WHAT IS BEING ASKED | What you return must match the listing below word for word.

MATERIALS PROVIDED |
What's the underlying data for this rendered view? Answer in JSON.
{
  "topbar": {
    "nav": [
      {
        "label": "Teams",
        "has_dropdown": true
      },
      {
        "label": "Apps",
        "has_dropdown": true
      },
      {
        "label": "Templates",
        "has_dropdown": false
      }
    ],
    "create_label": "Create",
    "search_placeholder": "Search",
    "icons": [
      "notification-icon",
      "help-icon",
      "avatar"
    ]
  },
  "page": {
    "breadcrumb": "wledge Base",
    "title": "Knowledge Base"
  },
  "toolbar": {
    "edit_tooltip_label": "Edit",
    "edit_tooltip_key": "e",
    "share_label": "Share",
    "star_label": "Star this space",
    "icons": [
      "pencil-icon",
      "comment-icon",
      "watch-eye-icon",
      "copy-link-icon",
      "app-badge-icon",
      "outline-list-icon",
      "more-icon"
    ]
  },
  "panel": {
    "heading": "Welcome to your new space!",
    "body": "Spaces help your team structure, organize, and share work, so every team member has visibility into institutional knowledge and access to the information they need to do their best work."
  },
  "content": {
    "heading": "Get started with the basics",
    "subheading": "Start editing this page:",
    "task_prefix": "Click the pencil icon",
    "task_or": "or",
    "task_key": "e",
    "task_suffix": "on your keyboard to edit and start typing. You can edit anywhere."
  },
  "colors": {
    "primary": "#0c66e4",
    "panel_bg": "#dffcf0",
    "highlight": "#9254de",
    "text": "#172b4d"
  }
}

FINISHED EXERCISE |
What's the underlying data for this rendered view? Answer in JSON.
{
  "topbar": {
    "nav": [
      {
        "label": "Teams",
        "has_dropdown": true
      },
      {
        "label": "Apps",
        "has_dropdown": true
      },
      {
        "label": "Templates",
        "has_dropdown": false
      }
    ],
    "create_label": "Create",
    "search_placeholder": "Search",
    "icons": [
      "notification-icon",
      "help-icon",
      "avatar"
    ]
  },
  "page": {
    "breadcrumb": "wledge Base",
    "title": "Knowledge Base"
  },
  "toolbar": {
    "edit_tooltip_label": "Edit",
    "edit_tooltip_key": "e",
    "share_label": "Share",
    "star_label": "Star this space",
    "icons": [
      "pencil-icon",
      "comment-icon",
      "watch-eye-icon",
      "copy-link-icon",
      "app-badge-icon",
      "outline-list-icon",
      "more-icon"
    ]
  },
  "panel": {
    "heading": "Welcome to your new space!",
    "body": "Spaces help your team structure, organize, and share work, so every team member has visibility into institutional knowledge and access to the information they need to do their best work."
  },
  "content": {
    "heading": "Get started with the basics",
    "subheading": "Start editing this page:",
    "task_prefix": "Click the pencil icon",
    "task_or": "or",
    "task_key": "e",
    "task_suffix": "on your keyboard to edit and start typing. You can edit anywhere."
  },
  "colors": {
    "primary": "#0c66e4",
    "panel_bg": "#dffcf0",
    "highlight": "#9254de",
    "text": "#172b4d"
  }
}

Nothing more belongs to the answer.